As Red Barchetta said, Avatar will probably be a watershed for live-action 3D production. However, don’t assume that its astronomical budget is because it’s in 3D, or that the expense of 3D is what’s holding back live-action production. Journey was made for “only” $60 million. Its producer told me that she estimated that 3D added about 20% to the production budget. Considering how it was reviewed, I think it probably would have performed substantially worse at the box office without the novelty of 3D, so it was a good investment.

The main factor holding back live-action 3D has been that there aren’t enough 3D screens for a true wide release. The number most people seem to be waiting for is 5,000 in North America. That’s the current worldwide count, and most are in the U.S. and Canada. So we’re getting close.

(BTW, the author of the linked article makes many of the same points I have made in other threads.)

For now it is somewhat simpler and cheaper to create a 3D version of an animated film than it is to shoot live-action 3D, but those costs will come down, as most digital technologies tend to do. So, yes, eventually you’ll be able to shoot 3D with a cheap home camcorder.

The technology is coming. Samsung and several other TV manufacturers are offering or have announced 3D-capable flat panel TVs. I haven’t looked lately, but I’m quite sure that with the convergence of computers with home theaters and other technologies, home 3D playback systems are not far off.

I’ve written extensively here and here about why I think 3D is here to stay, and why, contrary to what some people claim, this iteration of 3D is not just a flash in the pan, as previous revivals were. The simple fact is that, unlike the birth of 3D in the 1950s, and brief returns a few times since, today the theater chains are installing a permanent infrastructure in thousands of theaters to show 3D. And this will enable them to show live events, like concerts and sports events, as well as movies.

Also, the studios and top directors (do they get any topper than Cameron?) are producing dozens of new films in 3D, and the vast majority of those released to date have been quite profitable.

There’s no doubt in my mind that 3D is here to stay.

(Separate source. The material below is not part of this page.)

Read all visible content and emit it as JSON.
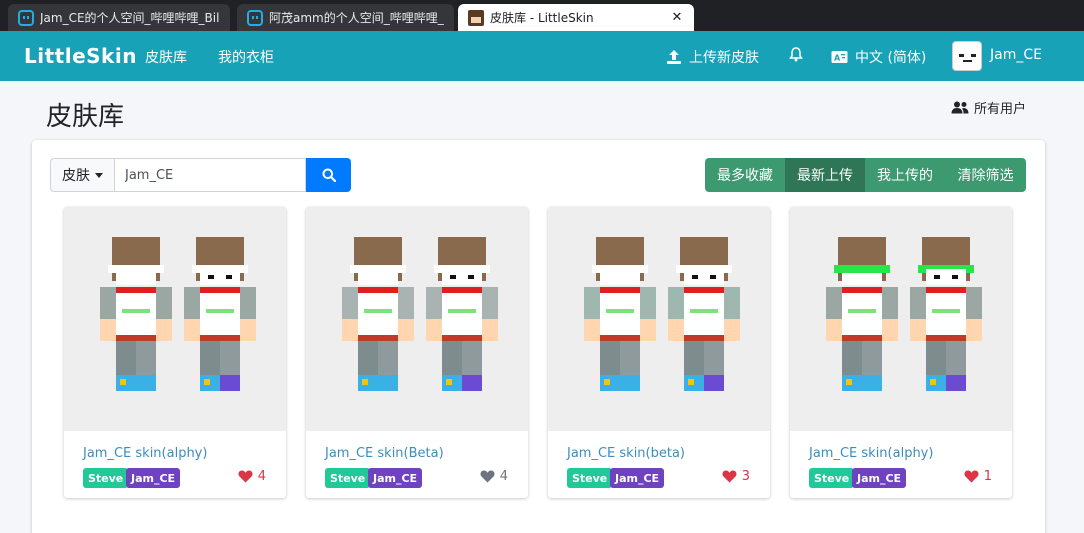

That’s not to say that all films will be released in 3D any time soon, but I would expect the percentage to increase steadily. Ultimately, 3D may be as common as color, but that will probably take at least 10 years.

And there’s nothing that can be done in color that can’t be done in black & white, right?

Beowulf had name stars and a normal plot, and while it certainly benefited from the depth, it didn’t really depend on it. It’s just taking filmmakers a while to get used to 3D as a legitimate technique that augments other techniques, rather than as a standalone gimmick. But then, the same was true for color and sound when those appeared on the scene.

Only because they’re responding to hype and the successful application of a gimmick. I don’t think you can rely on that to sustain.

It might. I haven’t gone to see any 3D movies yet, partly because I don’t go to cinemas anymore, and partly because they’re not playing in 3D locally, I have to travel further. But also because I don’t see the point. It doesn’t improve a movie’s story, so why bother?

But the proles seem to like it, so who knows.

Neither did color.

Also, 3D movies charge more per ticket than their 2D counterparts.

They are pretty much here to stay, given that more theaters are doing it, and more are converting screens to fauxmax. However, they will stay pretty much the somain of animated films, or live action action films with large amounts of cgi.

Colour was a natural and inevitable progression, and caused no issue with viewing. Stereoscopic 3D is still problematic to view for many people and requires, possibly unavoidable, accessories.

Nonsense. It is one of the great tragedies of cinematic art that Chesty Morgan never made a 3D film.

Stereo movies don’t require special glasses, as I’ve noted above.

See here: